Sikh is KIng
One of the primary reasons I travel the globe, besides the drive to volunteer, is the adventures that fill every trip. India was perhaps the biggest cultural shock for me; I can assume that if you ever make a first-time trip there, you will have the same feelings I did. Even the first moments of landing in the Indian airport were a thrill. I often found myself laughing at all the peculiarities. When I arrived at the airport, I needed to contact the hotel so I could arrange for my transportation. I went in search of the nearest pay phone, but instead of finding a standard coin-operated phone, I came across a set of regular house phones guarded by a man. To utilize the phone, you would have to pay him directly, and then he would allow you to dial. This was extremely odd and seemed like a waste of human resources – having an actual person do nothing but guard a phone and collect change. However, I found this quite amusing; it set the tone for the rest of my adventure in India.
The drive itself was a surreal experience. Cars drove by my cab on every side, and there was practically no inch of the street not already taken up by a vehicle. There were large crowds of pedestrians and even cars driving in the wrong direction. I felt that a car accident was about to take place at any moment. My driver joked with me, telling me that a special permit is required to drive in New Delhi
When I arrived at my hotel, I didn’t have any plans for my first day, as I had booked all my tours for the later days of my trip. Right before I walked up to the hotel, the cab driver had asked me if I wanted to see the “real India” for my first day. Of course, I jumped at the chance to go on a little adventure. The first stop was the Sikh temple. The driver told me that “Sikh” is apparently king in India. (You may know them as the individuals wearing turbans.)
When I arrived at the temple, I had no idea what to expect. One thing that was different from other temples I had visited was that your head had to be covered out of respect for GOD. You would put on the turban before entering, then take off your shoes and wash your hands.
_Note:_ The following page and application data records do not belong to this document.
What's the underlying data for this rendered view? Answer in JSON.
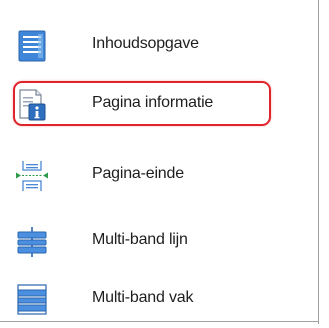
{
  "menu": {
    "items": [
      {
        "label": "Inhoudsopgave",
        "icon": "table-of-contents-icon"
      },
      {
        "label": "Pagina informatie",
        "icon": "page-info-icon",
        "highlighted": true
      },
      {
        "label": "Pagina-einde",
        "icon": "page-break-icon"
      },
      {
        "label": "Multi-band lijn",
        "icon": "multi-band-line-icon"
      },
      {
        "label": "Multi-band vak",
        "icon": "multi-band-box-icon"
      }
    ]
  },
  "colors": {
    "highlight": "#e0242b",
    "icon_blue": "#3c7fd1",
    "icon_green": "#2e9b4a"
  }
}
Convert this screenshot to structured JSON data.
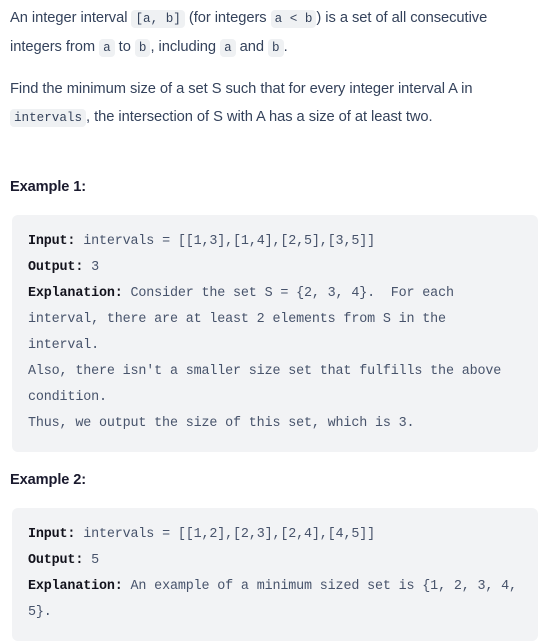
{
  "description": {
    "paragraph1": {
      "seg1": "An integer interval ",
      "code1": "[a, b]",
      "seg2": " (for integers ",
      "code2": "a < b",
      "seg3": ") is a set of all consecutive integers from ",
      "code3": "a",
      "seg4": " to ",
      "code4": "b",
      "seg5": ", including ",
      "code5": "a",
      "seg6": " and ",
      "code6": "b",
      "seg7": "."
    },
    "paragraph2": {
      "seg1": "Find the minimum size of a set S such that for every integer interval A in ",
      "code1": "intervals",
      "seg2": ", the intersection of S with A has a size of at least two."
    }
  },
  "examples": [
    {
      "title": "Example 1:",
      "input_label": "Input:",
      "input_value": " intervals = [[1,3],[1,4],[2,5],[3,5]]",
      "output_label": "Output:",
      "output_value": " 3",
      "explanation_label": "Explanation:",
      "explanation_value": " Consider the set S = {2, 3, 4}.  For each interval, there are at least 2 elements from S in the interval.",
      "extra_lines": [
        "Also, there isn't a smaller size set that fulfills the above condition.",
        "Thus, we output the size of this set, which is 3."
      ]
    },
    {
      "title": "Example 2:",
      "input_label": "Input:",
      "input_value": " intervals = [[1,2],[2,3],[2,4],[4,5]]",
      "output_label": "Output:",
      "output_value": " 5",
      "explanation_label": "Explanation:",
      "explanation_value": " An example of a minimum sized set is {1, 2, 3, 4, 5}.",
      "extra_lines": []
    }
  ],
  "colors": {
    "body_text": "#34425b",
    "heading": "#1a1a2e",
    "code_background": "#f2f3f5",
    "inline_code_background": "#eff1f3",
    "code_text": "#47536b",
    "code_bold": "#12121c",
    "page_background": "#ffffff"
  }
}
Shortly after I learned what makes the Sikh stand out so much in India.
“Langar” is the term used in the Sikh religion for the common area where food is served for free in a Gurdwara ( a place of worship for Sikhs) everyday to all the visitors to all their temples around the world. I was walking around when one of the Sikhs pulled me aside. Next thing I knew, I was washing dishes. He kept smiling at me while I washed the dishes; I could feel the love in his heart. While I was taking care of the dishes, he talked to me about Sikh culture and how everyone is welcome. They never discriminate against anyone. At this particular temple, they feed thousands of Indians each and every day. The point he wanted me to understand is that we all bleed the same. I can tell you, from that day on I have understood the meaning behind the phrase SIKH IS KING.